Directions:
Every line of the material is to be quoted verbatim, minus the pictures.

═════ Input ═════

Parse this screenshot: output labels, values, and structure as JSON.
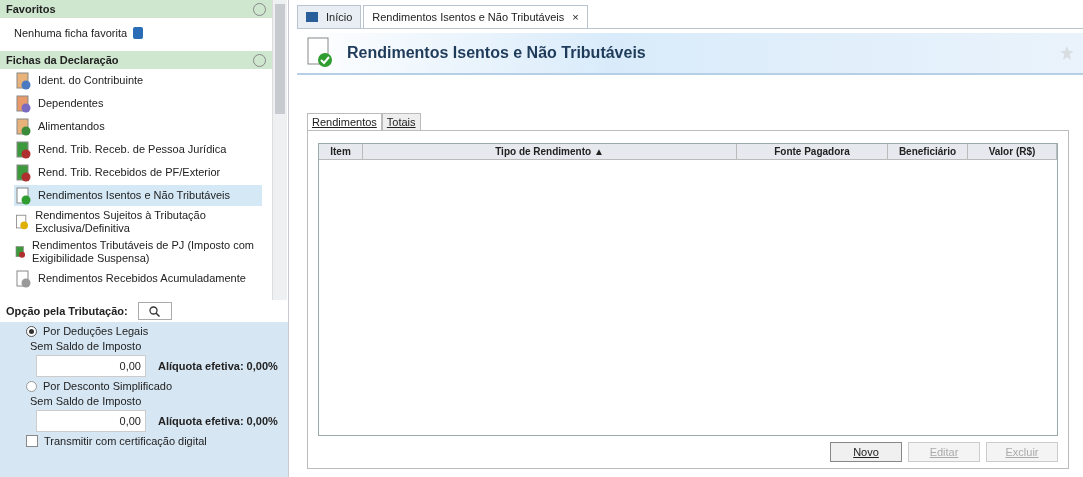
{
  "favorites": {
    "title": "Favoritos",
    "empty_text": "Nenhuma ficha favorita"
  },
  "fichas": {
    "title": "Fichas da Declaração",
    "items": [
      {
        "label": "Ident. do Contribuinte",
        "selected": false,
        "kind": "person"
      },
      {
        "label": "Dependentes",
        "selected": false,
        "kind": "people"
      },
      {
        "label": "Alimentandos",
        "selected": false,
        "kind": "family"
      },
      {
        "label": "Rend. Trib. Receb. de Pessoa Jurídica",
        "selected": false,
        "kind": "money"
      },
      {
        "label": "Rend. Trib. Recebidos de PF/Exterior",
        "selected": false,
        "kind": "money"
      },
      {
        "label": "Rendimentos Isentos e Não Tributáveis",
        "selected": true,
        "kind": "check"
      },
      {
        "label": "Rendimentos Sujeitos à Tributação Exclusiva/Definitiva",
        "selected": false,
        "kind": "warn"
      },
      {
        "label": "Rendimentos Tributáveis de PJ (Imposto com Exigibilidade Suspensa)",
        "selected": false,
        "kind": "money"
      },
      {
        "label": "Rendimentos Recebidos Acumuladamente",
        "selected": false,
        "kind": "doc"
      }
    ]
  },
  "opcao": {
    "title": "Opção pela Tributação:",
    "options": [
      {
        "label": "Por Deduções Legais",
        "selected": true,
        "status": "Sem Saldo de Imposto",
        "value": "0,00",
        "aliquota": "Alíquota efetiva: 0,00%"
      },
      {
        "label": "Por Desconto Simplificado",
        "selected": false,
        "status": "Sem Saldo de Imposto",
        "value": "0,00",
        "aliquota": "Alíquota efetiva: 0,00%"
      }
    ],
    "certificacao": {
      "label": "Transmitir com certificação digital",
      "checked": false
    }
  },
  "tabs": [
    {
      "label": "Início",
      "selected": false,
      "closable": false
    },
    {
      "label": "Rendimentos Isentos e Não Tributáveis",
      "selected": true,
      "closable": true
    }
  ],
  "close_glyph": "×",
  "header": {
    "title": "Rendimentos Isentos e Não Tributáveis"
  },
  "subtabs": [
    {
      "label": "Rendimentos",
      "selected": true
    },
    {
      "label": "Totais",
      "selected": false
    }
  ],
  "table": {
    "columns": [
      "Item",
      "Tipo de Rendimento",
      "Fonte Pagadora",
      "Beneficiário",
      "Valor (R$)"
    ],
    "sort_glyph": "▲"
  },
  "buttons": [
    {
      "label": "Novo",
      "disabled": false
    },
    {
      "label": "Editar",
      "disabled": true
    },
    {
      "label": "Excluir",
      "disabled": true
    }
  ]
}
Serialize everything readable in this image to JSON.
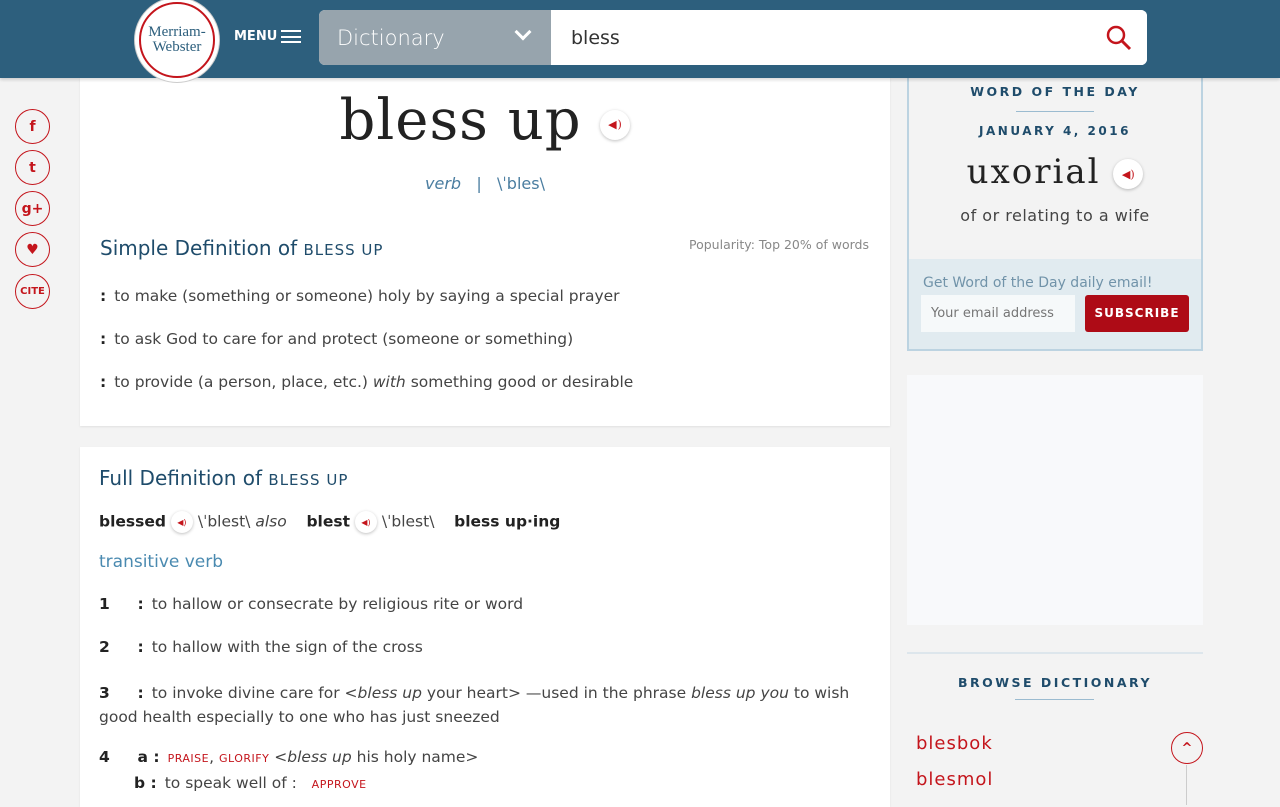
{
  "header": {
    "logo_line1": "Merriam-",
    "logo_line2": "Webster",
    "menu_label": "MENU",
    "dictionary_select": "Dictionary",
    "search_value": "bless"
  },
  "social": [
    "f",
    "t",
    "g+",
    "♥",
    "CITE"
  ],
  "entry": {
    "headword": "bless up",
    "pos": "verb",
    "separator": "|",
    "pronunciation": "\\ˈbles\\"
  },
  "simple": {
    "title": "Simple Definition of",
    "title_word": "BLESS UP",
    "popularity": "Popularity: Top 20% of words",
    "defs": [
      "to make (something or someone) holy by saying a special prayer",
      "to ask God to care for and protect (someone or something)",
      "to provide (a person, place, etc.) ",
      "with",
      " something good or desirable"
    ]
  },
  "full": {
    "title": "Full Definition of",
    "title_word": "BLESS UP",
    "forms": {
      "f1": "blessed",
      "p1": "\\ˈblest\\",
      "also": "also",
      "f2": "blest",
      "p2": "\\ˈblest\\",
      "f3": "bless up·ing"
    },
    "fl": "transitive verb",
    "senses": [
      {
        "num": "1",
        "text": "to hallow or consecrate by religious rite or word"
      },
      {
        "num": "2",
        "text": "to hallow with the sign of the cross"
      },
      {
        "num": "3",
        "t1": "to invoke divine care for <",
        "i1": "bless up",
        "t2": " your heart> —used in the phrase ",
        "i2": "bless up you",
        "t3": " to wish good health especially to one who has just sneezed"
      },
      {
        "num": "4",
        "a": "a :",
        "x1": "PRAISE",
        "comma": ",",
        "x2": "GLORIFY",
        "t1": " <",
        "i1": "bless up",
        "t2": " his holy name>",
        "b": "b :",
        "bt": "to speak well of :",
        "x3": "APPROVE"
      }
    ]
  },
  "wotd": {
    "heading": "WORD OF THE DAY",
    "date": "JANUARY 4, 2016",
    "word": "uxorial",
    "definition": "of or relating to a wife",
    "email_prompt": "Get Word of the Day daily email!",
    "email_placeholder": "Your email address",
    "subscribe": "SUBSCRIBE"
  },
  "browse": {
    "heading": "BROWSE DICTIONARY",
    "words": [
      "blesbok",
      "blesmol"
    ]
  }
}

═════

Written response:
Parse this screenshot: output labels, values, and structure as JSON.
{
  "favorites": {
    "title": "Favoritos",
    "empty_text": "Nenhuma ficha favorita"
  },
  "fichas": {
    "title": "Fichas da Declaração",
    "items": [
      {
        "label": "Ident. do Contribuinte",
        "selected": false,
        "kind": "person"
      },
      {
        "label": "Dependentes",
        "selected": false,
        "kind": "people"
      },
      {
        "label": "Alimentandos",
        "selected": false,
        "kind": "family"
      },
      {
        "label": "Rend. Trib. Receb. de Pessoa Jurídica",
        "selected": false,
        "kind": "money"
      },
      {
        "label": "Rend. Trib. Recebidos de PF/Exterior",
        "selected": false,
        "kind": "money"
      },
      {
        "label": "Rendimentos Isentos e Não Tributáveis",
        "selected": true,
        "kind": "check"
      },
      {
        "label": "Rendimentos Sujeitos à Tributação Exclusiva/Definitiva",
        "selected": false,
        "kind": "warn"
      },
      {
        "label": "Rendimentos Tributáveis de PJ (Imposto com Exigibilidade Suspensa)",
        "selected": false,
        "kind": "money"
      },
      {
        "label": "Rendimentos Recebidos Acumuladamente",
        "selected": false,
        "kind": "doc"
      }
    ]
  },
  "opcao": {
    "title": "Opção pela Tributação:",
    "options": [
      {
        "label": "Por Deduções Legais",
        "selected": true,
        "status": "Sem Saldo de Imposto",
        "value": "0,00",
        "aliquota": "Alíquota efetiva: 0,00%"
      },
      {
        "label": "Por Desconto Simplificado",
        "selected": false,
        "status": "Sem Saldo de Imposto",
        "value": "0,00",
        "aliquota": "Alíquota efetiva: 0,00%"
      }
    ],
    "certificacao": {
      "label": "Transmitir com certificação digital",
      "checked": false
    }
  },
  "tabs": [
    {
      "label": "Início",
      "selected": false,
      "closable": false
    },
    {
      "label": "Rendimentos Isentos e Não Tributáveis",
      "selected": true,
      "closable": true
    }
  ],
  "close_glyph": "×",
  "header": {
    "title": "Rendimentos Isentos e Não Tributáveis"
  },
  "subtabs": [
    {
      "label": "Rendimentos",
      "selected": true
    },
    {
      "label": "Totais",
      "selected": false
    }
  ],
  "table": {
    "columns": [
      "Item",
      "Tipo de Rendimento",
      "Fonte Pagadora",
      "Beneficiário",
      "Valor (R$)"
    ],
    "sort_glyph": "▲"
  },
  "buttons": [
    {
      "label": "Novo",
      "disabled": false
    },
    {
      "label": "Editar",
      "disabled": true
    },
    {
      "label": "Excluir",
      "disabled": true
    }
  ]
}
Serialize everything readable in this image to JSON.
{
  "header": {
    "logo_line1": "Merriam-",
    "logo_line2": "Webster",
    "menu_label": "MENU",
    "dictionary_select": "Dictionary",
    "search_value": "bless"
  },
  "social": [
    "f",
    "t",
    "g+",
    "♥",
    "CITE"
  ],
  "entry": {
    "headword": "bless up",
    "pos": "verb",
    "separator": "|",
    "pronunciation": "\\ˈbles\\"
  },
  "simple": {
    "title": "Simple Definition of",
    "title_word": "BLESS UP",
    "popularity": "Popularity: Top 20% of words",
    "defs": [
      "to make (something or someone) holy by saying a special prayer",
      "to ask God to care for and protect (someone or something)",
      "to provide (a person, place, etc.) ",
      "with",
      " something good or desirable"
    ]
  },
  "full": {
    "title": "Full Definition of",
    "title_word": "BLESS UP",
    "forms": {
      "f1": "blessed",
      "p1": "\\ˈblest\\",
      "also": "also",
      "f2": "blest",
      "p2": "\\ˈblest\\",
      "f3": "bless up·ing"
    },
    "fl": "transitive verb",
    "senses": [
      {
        "num": "1",
        "text": "to hallow or consecrate by religious rite or word"
      },
      {
        "num": "2",
        "text": "to hallow with the sign of the cross"
      },
      {
        "num": "3",
        "t1": "to invoke divine care for <",
        "i1": "bless up",
        "t2": " your heart> —used in the phrase ",
        "i2": "bless up you",
        "t3": " to wish good health especially to one who has just sneezed"
      },
      {
        "num": "4",
        "a": "a :",
        "x1": "PRAISE",
        "comma": ",",
        "x2": "GLORIFY",
        "t1": " <",
        "i1": "bless up",
        "t2": " his holy name>",
        "b": "b :",
        "bt": "to speak well of :",
        "x3": "APPROVE"
      }
    ]
  },
  "wotd": {
    "heading": "WORD OF THE DAY",
    "date": "JANUARY 4, 2016",
    "word": "uxorial",
    "definition": "of or relating to a wife",
    "email_prompt": "Get Word of the Day daily email!",
    "email_placeholder": "Your email address",
    "subscribe": "SUBSCRIBE"
  },
  "browse": {
    "heading": "BROWSE DICTIONARY",
    "words": [
      "blesbok",
      "blesmol"
    ]
  }
}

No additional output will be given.